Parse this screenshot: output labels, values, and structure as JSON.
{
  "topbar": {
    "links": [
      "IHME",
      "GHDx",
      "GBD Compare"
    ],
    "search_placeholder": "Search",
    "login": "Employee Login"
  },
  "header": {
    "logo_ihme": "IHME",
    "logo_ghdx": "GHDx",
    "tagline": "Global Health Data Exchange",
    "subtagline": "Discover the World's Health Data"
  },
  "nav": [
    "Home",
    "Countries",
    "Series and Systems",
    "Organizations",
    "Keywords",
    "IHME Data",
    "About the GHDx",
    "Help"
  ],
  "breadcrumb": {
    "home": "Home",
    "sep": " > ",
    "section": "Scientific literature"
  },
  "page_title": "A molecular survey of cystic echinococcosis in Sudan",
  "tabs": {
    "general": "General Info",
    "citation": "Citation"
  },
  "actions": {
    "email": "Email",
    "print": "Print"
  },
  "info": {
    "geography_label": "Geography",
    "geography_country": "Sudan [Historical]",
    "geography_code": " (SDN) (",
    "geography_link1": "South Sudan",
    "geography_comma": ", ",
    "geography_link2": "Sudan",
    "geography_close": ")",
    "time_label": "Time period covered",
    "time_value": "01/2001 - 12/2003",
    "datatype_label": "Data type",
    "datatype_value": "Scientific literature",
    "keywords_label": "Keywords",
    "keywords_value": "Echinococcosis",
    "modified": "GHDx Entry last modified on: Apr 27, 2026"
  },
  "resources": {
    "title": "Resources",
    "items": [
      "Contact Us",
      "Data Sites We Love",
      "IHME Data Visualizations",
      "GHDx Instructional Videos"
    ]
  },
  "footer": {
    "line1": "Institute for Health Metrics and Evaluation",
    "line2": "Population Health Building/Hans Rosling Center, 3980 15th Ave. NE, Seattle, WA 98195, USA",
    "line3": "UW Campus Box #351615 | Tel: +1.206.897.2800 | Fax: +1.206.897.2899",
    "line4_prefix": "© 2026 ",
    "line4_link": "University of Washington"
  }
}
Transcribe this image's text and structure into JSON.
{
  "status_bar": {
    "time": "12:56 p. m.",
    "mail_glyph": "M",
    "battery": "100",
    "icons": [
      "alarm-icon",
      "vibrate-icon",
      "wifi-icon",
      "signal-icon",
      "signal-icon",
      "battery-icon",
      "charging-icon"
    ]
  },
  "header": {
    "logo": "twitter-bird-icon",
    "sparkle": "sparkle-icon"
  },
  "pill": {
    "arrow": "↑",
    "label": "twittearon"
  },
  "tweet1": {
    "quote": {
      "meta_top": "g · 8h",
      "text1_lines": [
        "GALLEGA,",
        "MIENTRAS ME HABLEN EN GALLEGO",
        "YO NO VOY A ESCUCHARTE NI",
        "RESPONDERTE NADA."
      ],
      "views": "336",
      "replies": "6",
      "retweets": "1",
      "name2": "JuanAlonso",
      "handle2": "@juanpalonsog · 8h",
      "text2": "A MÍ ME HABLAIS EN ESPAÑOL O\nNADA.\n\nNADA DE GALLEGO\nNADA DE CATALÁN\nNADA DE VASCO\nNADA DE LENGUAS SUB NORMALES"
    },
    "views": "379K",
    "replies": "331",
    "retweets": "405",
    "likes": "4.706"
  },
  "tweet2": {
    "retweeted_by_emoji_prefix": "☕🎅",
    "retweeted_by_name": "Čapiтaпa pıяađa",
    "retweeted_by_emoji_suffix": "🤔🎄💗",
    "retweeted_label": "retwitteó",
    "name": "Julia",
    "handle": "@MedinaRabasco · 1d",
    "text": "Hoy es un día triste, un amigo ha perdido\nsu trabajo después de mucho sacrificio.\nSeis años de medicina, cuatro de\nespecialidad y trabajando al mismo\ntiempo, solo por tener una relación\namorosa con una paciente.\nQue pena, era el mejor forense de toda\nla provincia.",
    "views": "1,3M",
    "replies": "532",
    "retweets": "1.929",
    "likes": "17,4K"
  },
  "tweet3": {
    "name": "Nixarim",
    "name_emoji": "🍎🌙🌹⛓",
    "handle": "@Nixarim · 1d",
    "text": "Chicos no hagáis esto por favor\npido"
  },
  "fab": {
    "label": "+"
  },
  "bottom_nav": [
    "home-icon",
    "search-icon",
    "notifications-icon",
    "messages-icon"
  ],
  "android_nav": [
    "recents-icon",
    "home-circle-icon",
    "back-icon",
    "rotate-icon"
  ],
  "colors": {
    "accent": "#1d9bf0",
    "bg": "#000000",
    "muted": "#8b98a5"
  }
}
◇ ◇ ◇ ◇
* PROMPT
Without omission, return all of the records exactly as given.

* RESULT
Parse this screenshot: output labels, values, and structure as JSON.
{
  "topbar": {
    "links": [
      "IHME",
      "GHDx",
      "GBD Compare"
    ],
    "search_placeholder": "Search",
    "login": "Employee Login"
  },
  "header": {
    "logo_ihme": "IHME",
    "logo_ghdx": "GHDx",
    "tagline": "Global Health Data Exchange",
    "subtagline": "Discover the World's Health Data"
  },
  "nav": [
    "Home",
    "Countries",
    "Series and Systems",
    "Organizations",
    "Keywords",
    "IHME Data",
    "About the GHDx",
    "Help"
  ],
  "breadcrumb": {
    "home": "Home",
    "sep": " > ",
    "section": "Scientific literature"
  },
  "page_title": "A molecular survey of cystic echinococcosis in Sudan",
  "tabs": {
    "general": "General Info",
    "citation": "Citation"
  },
  "actions": {
    "email": "Email",
    "print": "Print"
  },
  "info": {
    "geography_label": "Geography",
    "geography_country": "Sudan [Historical]",
    "geography_code": " (SDN) (",
    "geography_link1": "South Sudan",
    "geography_comma": ", ",
    "geography_link2": "Sudan",
    "geography_close": ")",
    "time_label": "Time period covered",
    "time_value": "01/2001 - 12/2003",
    "datatype_label": "Data type",
    "datatype_value": "Scientific literature",
    "keywords_label": "Keywords",
    "keywords_value": "Echinococcosis",
    "modified": "GHDx Entry last modified on: Apr 27, 2026"
  },
  "resources": {
    "title": "Resources",
    "items": [
      "Contact Us",
      "Data Sites We Love",
      "IHME Data Visualizations",
      "GHDx Instructional Videos"
    ]
  },
  "footer": {
    "line1": "Institute for Health Metrics and Evaluation",
    "line2": "Population Health Building/Hans Rosling Center, 3980 15th Ave. NE, Seattle, WA 98195, USA",
    "line3": "UW Campus Box #351615 | Tel: +1.206.897.2800 | Fax: +1.206.897.2899",
    "line4_prefix": "© 2026 ",
    "line4_link": "University of Washington"
  }
}
Transcribe this image's text and structure into JSON.
{
  "status_bar": {
    "time": "12:56 p. m.",
    "mail_glyph": "M",
    "battery": "100",
    "icons": [
      "alarm-icon",
      "vibrate-icon",
      "wifi-icon",
      "signal-icon",
      "signal-icon",
      "battery-icon",
      "charging-icon"
    ]
  },
  "header": {
    "logo": "twitter-bird-icon",
    "sparkle": "sparkle-icon"
  },
  "pill": {
    "arrow": "↑",
    "label": "twittearon"
  },
  "tweet1": {
    "quote": {
      "meta_top": "g · 8h",
      "text1_lines": [
        "GALLEGA,",
        "MIENTRAS ME HABLEN EN GALLEGO",
        "YO NO VOY A ESCUCHARTE NI",
        "RESPONDERTE NADA."
      ],
      "views": "336",
      "replies": "6",
      "retweets": "1",
      "name2": "JuanAlonso",
      "handle2": "@juanpalonsog · 8h",
      "text2": "A MÍ ME HABLAIS EN ESPAÑOL O\nNADA.\n\nNADA DE GALLEGO\nNADA DE CATALÁN\nNADA DE VASCO\nNADA DE LENGUAS SUB NORMALES"
    },
    "views": "379K",
    "replies": "331",
    "retweets": "405",
    "likes": "4.706"
  },
  "tweet2": {
    "retweeted_by_emoji_prefix": "☕🎅",
    "retweeted_by_name": "Čapiтaпa pıяađa",
    "retweeted_by_emoji_suffix": "🤔🎄💗",
    "retweeted_label": "retwitteó",
    "name": "Julia",
    "handle": "@MedinaRabasco · 1d",
    "text": "Hoy es un día triste, un amigo ha perdido\nsu trabajo después de mucho sacrificio.\nSeis años de medicina, cuatro de\nespecialidad y trabajando al mismo\ntiempo, solo por tener una relación\namorosa con una paciente.\nQue pena, era el mejor forense de toda\nla provincia.",
    "views": "1,3M",
    "replies": "532",
    "retweets": "1.929",
    "likes": "17,4K"
  },
  "tweet3": {
    "name": "Nixarim",
    "name_emoji": "🍎🌙🌹⛓",
    "handle": "@Nixarim · 1d",
    "text": "Chicos no hagáis esto por favor\npido"
  },
  "fab": {
    "label": "+"
  },
  "bottom_nav": [
    "home-icon",
    "search-icon",
    "notifications-icon",
    "messages-icon"
  ],
  "android_nav": [
    "recents-icon",
    "home-circle-icon",
    "back-icon",
    "rotate-icon"
  ],
  "colors": {
    "accent": "#1d9bf0",
    "bg": "#000000",
    "muted": "#8b98a5"
  }
}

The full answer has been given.